I am a marketer and a brand consultant which involves some decent understanding of the ways in which products are built and why. That leads us onto the marketing bit.
Whether there is a strong underpinning science behind this product that I humbly do not understand, and I am open to that being the case, I realised that it wasn’t actually important. What fascinated me is the marketing. Here is an example:
Luxury retailer. Tick.
Beauty supremo. Tick.
Interview style. Tick.
Heavily branded digital environment. Tick.
Confident as hell. Tick.
Hitting the issue head on. Tick.
Challenging you to disbelieve the emperor and his courtiers. Tick.
So much good marketing that I can’t help to admire. Not that I agree with the aim or the claim but it’s done incredibly well and sitting amidst the long, well crafted stream of written, video and podcast (they’ve even renamed them ‘Molecasts’) material, it presents a view of the world that is difficult to disagree with. A world in which it might actually be possible that your own nose can’t smell something but everyone else can. A world in which you might look a bit stupid if you don’t go along with it. A world in which if you play the part of the child who calls it out, you can expect your peers to laugh at you while the whole parade carries on regardless.
What is being sold here is belief. The scent of belief. A bottle of belief. That is what is intoxicating people. Wrapped up in excellent marketing that plays on the tendency of humans to want to be part of the crowd rather than the odd one out. Plays on the fear of being ostracised for not being one of those on the inside. Luckily I don’t live in a world where I worry about that too much.
So how much does belief cost?

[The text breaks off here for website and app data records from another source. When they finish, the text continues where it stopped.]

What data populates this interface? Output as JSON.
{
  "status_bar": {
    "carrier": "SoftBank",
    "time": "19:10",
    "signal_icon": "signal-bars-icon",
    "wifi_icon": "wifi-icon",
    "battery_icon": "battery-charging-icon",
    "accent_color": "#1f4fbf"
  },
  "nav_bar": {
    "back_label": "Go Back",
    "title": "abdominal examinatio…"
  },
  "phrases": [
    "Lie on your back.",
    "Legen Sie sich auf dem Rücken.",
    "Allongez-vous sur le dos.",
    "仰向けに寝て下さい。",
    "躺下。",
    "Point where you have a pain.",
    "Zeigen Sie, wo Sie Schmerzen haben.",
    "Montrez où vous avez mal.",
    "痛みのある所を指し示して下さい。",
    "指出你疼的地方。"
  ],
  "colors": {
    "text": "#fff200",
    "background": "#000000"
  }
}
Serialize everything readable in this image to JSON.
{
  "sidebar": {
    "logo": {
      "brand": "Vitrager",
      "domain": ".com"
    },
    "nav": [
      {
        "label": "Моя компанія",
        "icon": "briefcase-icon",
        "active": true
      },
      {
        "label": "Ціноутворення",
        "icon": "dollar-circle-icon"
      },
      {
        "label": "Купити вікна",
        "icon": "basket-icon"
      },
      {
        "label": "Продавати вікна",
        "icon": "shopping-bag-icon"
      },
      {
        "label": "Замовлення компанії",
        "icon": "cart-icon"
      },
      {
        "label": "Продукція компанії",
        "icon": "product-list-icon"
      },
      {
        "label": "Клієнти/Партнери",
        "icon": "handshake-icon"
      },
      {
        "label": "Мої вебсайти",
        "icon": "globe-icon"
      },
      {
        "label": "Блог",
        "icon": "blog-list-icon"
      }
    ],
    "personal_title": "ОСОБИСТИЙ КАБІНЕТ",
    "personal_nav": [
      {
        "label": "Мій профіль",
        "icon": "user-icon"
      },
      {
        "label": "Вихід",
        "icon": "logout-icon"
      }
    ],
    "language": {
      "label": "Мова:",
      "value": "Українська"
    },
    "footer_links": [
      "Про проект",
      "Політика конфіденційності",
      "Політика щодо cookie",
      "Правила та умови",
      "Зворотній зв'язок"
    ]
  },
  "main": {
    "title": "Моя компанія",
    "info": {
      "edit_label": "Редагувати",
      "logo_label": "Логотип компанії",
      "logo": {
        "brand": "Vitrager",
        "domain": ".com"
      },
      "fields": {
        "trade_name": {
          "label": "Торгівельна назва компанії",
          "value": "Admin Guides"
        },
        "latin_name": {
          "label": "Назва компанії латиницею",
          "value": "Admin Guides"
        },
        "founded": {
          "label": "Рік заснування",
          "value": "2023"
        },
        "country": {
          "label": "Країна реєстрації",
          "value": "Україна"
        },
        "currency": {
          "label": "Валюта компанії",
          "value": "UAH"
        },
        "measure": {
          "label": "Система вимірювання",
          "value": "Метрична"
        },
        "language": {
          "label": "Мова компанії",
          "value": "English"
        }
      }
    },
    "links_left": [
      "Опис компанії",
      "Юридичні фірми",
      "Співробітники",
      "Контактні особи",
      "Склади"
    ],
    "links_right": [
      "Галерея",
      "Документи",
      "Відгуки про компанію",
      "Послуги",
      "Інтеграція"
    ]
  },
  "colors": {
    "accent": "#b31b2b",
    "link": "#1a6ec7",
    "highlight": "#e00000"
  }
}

You’d imagine that it would be incredibly expensive. Something this special, unqiue and miraculous. Well, it’s currently £76 per 100ml. Not cheap no, but not expensive. Jimmy Choo Eau de Perfume is £82 per 100ml today and Tiffany & Co Tiffany Eau de Parfum For Her is £102 for only 75ml. So what does that tell us? Pricing is a key consideration in marketing tactics. One of the big four. There is a two way relationship between perception of quality and price. At this price is Molecule 1, with all of its unique, scientific wonder at the right price? Should it cost more if the amazing story is true? Or is the price itself a sign that the product owner isn’t telling us the whole story?
I like an empirical test. I am part scientist after all. Or you could say I fell for it but for different reasons. Either way the Emperor, sorry CEO, now has my hard earned pennies if not my belief. My wife first pointed out the product and then understandably got cross with me due to my reaction. Seeing how people use marketing to influence others makes me cynical. I’m working on it. To make it up to her, she has a bottle, that the kids wrapped up last night to give to her this Sunday morning (Mother’s day), or afternoon depending when the oldest one becomes conscious. I think we’ll take turns to spray it on each other and see what is what.
If you are interested, get in touch to find out whether any of us could smell the damn thing.
The gift was received. It was appreciated. It was opened and sprayed. We could all smell it. Whether the wearer or the witness. To be fair the witness could smell it more strongly than the wearer but still, we could all sense its presence. Verdict. It smells good.